- Work item
Please print the entries exactly, omitting each image.
☆ ☆ ☆ ☆
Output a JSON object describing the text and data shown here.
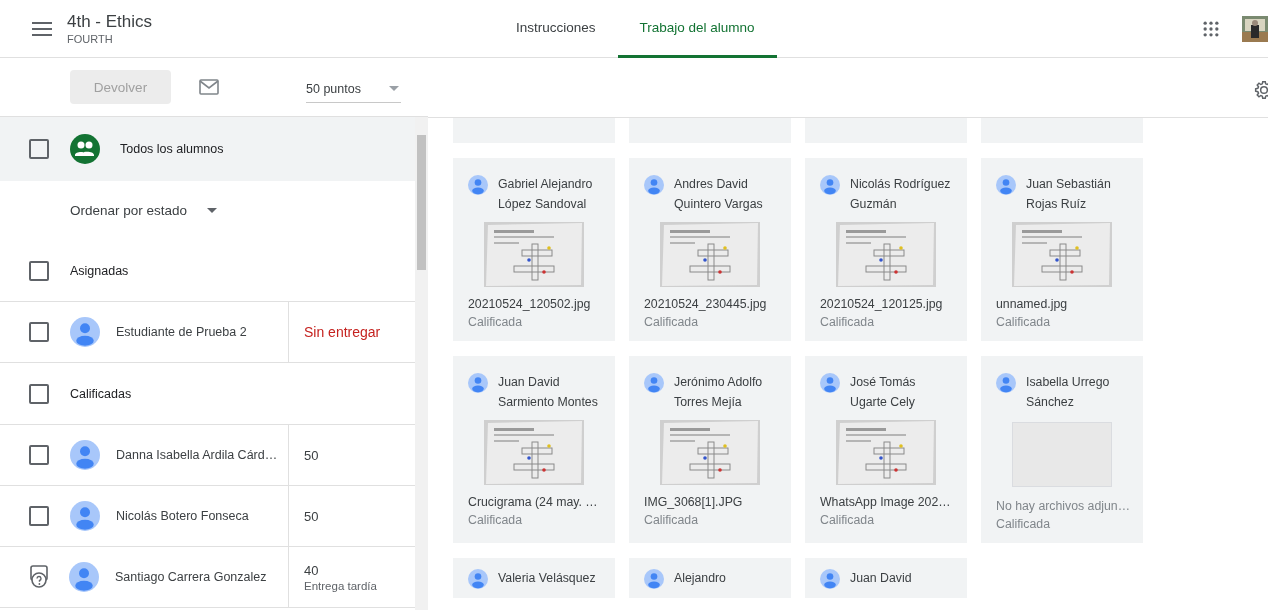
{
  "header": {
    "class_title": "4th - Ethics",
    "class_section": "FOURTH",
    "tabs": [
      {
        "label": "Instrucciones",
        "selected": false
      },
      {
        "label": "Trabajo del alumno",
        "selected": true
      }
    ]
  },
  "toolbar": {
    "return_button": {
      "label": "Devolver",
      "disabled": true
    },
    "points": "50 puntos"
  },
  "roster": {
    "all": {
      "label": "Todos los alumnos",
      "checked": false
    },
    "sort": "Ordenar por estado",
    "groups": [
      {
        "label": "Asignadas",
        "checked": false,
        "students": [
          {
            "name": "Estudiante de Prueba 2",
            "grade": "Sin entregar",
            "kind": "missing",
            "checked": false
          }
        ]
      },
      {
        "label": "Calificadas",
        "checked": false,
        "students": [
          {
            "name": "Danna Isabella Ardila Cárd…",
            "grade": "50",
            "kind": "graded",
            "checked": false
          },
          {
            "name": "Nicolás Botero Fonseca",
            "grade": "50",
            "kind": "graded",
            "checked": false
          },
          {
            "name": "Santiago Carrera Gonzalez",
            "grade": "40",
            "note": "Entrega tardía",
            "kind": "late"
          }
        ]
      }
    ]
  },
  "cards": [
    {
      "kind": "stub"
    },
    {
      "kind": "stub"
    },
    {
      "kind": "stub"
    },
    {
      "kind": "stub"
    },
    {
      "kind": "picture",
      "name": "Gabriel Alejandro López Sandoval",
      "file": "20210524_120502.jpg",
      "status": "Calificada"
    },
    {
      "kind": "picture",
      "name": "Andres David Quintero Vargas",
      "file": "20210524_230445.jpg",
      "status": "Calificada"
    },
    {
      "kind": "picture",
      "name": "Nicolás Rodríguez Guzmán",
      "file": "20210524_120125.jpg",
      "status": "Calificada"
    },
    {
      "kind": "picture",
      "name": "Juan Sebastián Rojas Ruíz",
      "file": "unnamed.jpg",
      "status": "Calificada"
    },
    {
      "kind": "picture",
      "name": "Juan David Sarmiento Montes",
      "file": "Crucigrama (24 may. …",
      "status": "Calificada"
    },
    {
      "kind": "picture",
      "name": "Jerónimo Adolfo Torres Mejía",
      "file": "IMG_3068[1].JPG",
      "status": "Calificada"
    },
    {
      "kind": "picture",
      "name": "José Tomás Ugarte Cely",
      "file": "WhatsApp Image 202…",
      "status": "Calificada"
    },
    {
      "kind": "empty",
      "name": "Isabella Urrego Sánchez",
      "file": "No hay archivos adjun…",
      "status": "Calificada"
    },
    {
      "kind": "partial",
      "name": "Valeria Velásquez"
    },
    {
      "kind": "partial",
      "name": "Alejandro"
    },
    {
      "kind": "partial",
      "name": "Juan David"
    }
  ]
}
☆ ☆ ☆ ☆
- Exercise response
Output a JSON object describing the text and data shown here.
{
  "header": {
    "class_title": "4th - Ethics",
    "class_section": "FOURTH",
    "tabs": [
      {
        "label": "Instrucciones",
        "selected": false
      },
      {
        "label": "Trabajo del alumno",
        "selected": true
      }
    ]
  },
  "toolbar": {
    "return_button": {
      "label": "Devolver",
      "disabled": true
    },
    "points": "50 puntos"
  },
  "roster": {
    "all": {
      "label": "Todos los alumnos",
      "checked": false
    },
    "sort": "Ordenar por estado",
    "groups": [
      {
        "label": "Asignadas",
        "checked": false,
        "students": [
          {
            "name": "Estudiante de Prueba 2",
            "grade": "Sin entregar",
            "kind": "missing",
            "checked": false
          }
        ]
      },
      {
        "label": "Calificadas",
        "checked": false,
        "students": [
          {
            "name": "Danna Isabella Ardila Cárd…",
            "grade": "50",
            "kind": "graded",
            "checked": false
          },
          {
            "name": "Nicolás Botero Fonseca",
            "grade": "50",
            "kind": "graded",
            "checked": false
          },
          {
            "name": "Santiago Carrera Gonzalez",
            "grade": "40",
            "note": "Entrega tardía",
            "kind": "late"
          }
        ]
      }
    ]
  },
  "cards": [
    {
      "kind": "stub"
    },
    {
      "kind": "stub"
    },
    {
      "kind": "stub"
    },
    {
      "kind": "stub"
    },
    {
      "kind": "picture",
      "name": "Gabriel Alejandro López Sandoval",
      "file": "20210524_120502.jpg",
      "status": "Calificada"
    },
    {
      "kind": "picture",
      "name": "Andres David Quintero Vargas",
      "file": "20210524_230445.jpg",
      "status": "Calificada"
    },
    {
      "kind": "picture",
      "name": "Nicolás Rodríguez Guzmán",
      "file": "20210524_120125.jpg",
      "status": "Calificada"
    },
    {
      "kind": "picture",
      "name": "Juan Sebastián Rojas Ruíz",
      "file": "unnamed.jpg",
      "status": "Calificada"
    },
    {
      "kind": "picture",
      "name": "Juan David Sarmiento Montes",
      "file": "Crucigrama (24 may. …",
      "status": "Calificada"
    },
    {
      "kind": "picture",
      "name": "Jerónimo Adolfo Torres Mejía",
      "file": "IMG_3068[1].JPG",
      "status": "Calificada"
    },
    {
      "kind": "picture",
      "name": "José Tomás Ugarte Cely",
      "file": "WhatsApp Image 202…",
      "status": "Calificada"
    },
    {
      "kind": "empty",
      "name": "Isabella Urrego Sánchez",
      "file": "No hay archivos adjun…",
      "status": "Calificada"
    },
    {
      "kind": "partial",
      "name": "Valeria Velásquez"
    },
    {
      "kind": "partial",
      "name": "Alejandro"
    },
    {
      "kind": "partial",
      "name": "Juan David"
    }
  ]
}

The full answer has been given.